W: The care with which the game approaches emotional matters within families like grief, anger, and love was quite nice. The creators were forthright about privileging individual and communal relationships over sociopolitical critique (to some critics' dismay). They were successful. Maple Bay is not a realistic place, but it's an appealing one. Sexuality and sexual labels are not tossed around and used to simplify or expedite sexual and romantic relationships. Instead, the characters are much more critically thoughtful about how they are in relationship with one another and allow romance to bloom where it may. Further, the characters in the game are very open and healthy with their emotional communication (with the significant exception of Joseph's family). I'm reminded here of a couple highlights in the game: a scene in which Damien compassionately invites his son Lucien to seek therapy to better grapple with certain difficult feelings, and another in which Brian sets aside his abrasive and competitive exterior and admits his desire just to be liked.
H: The significance that this game places on parenting. Much of what your character does is be a dad rather than just chase them. At the end of the day, even if your character ended up alone (as he does in a couple of the storylines), your character still has the most important relationship in his life intact: his relationship with his daughter Amanda. Dream Daddy doesn't avoid the challenge of parenting, but thinking carefully about your character's guidance of Amanda yields the most touching and important moments of the game.

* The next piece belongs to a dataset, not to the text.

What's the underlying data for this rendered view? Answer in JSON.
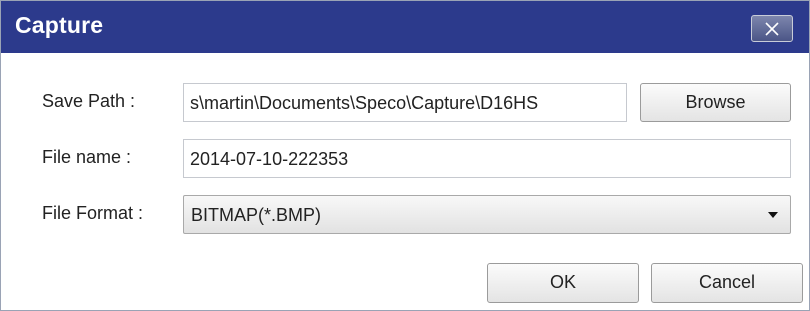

To offer some parting thoughts, Dream Daddy: A Dad Dating Simulator is a joy to play and something fun to do with your partner while you're cooped up inside. It's also a heartfelt love-letter to a more compassionate romantic landscape than could exist right now, but may exist in the future if we all become a little kinder and more understanding. And if all of us became hot dads.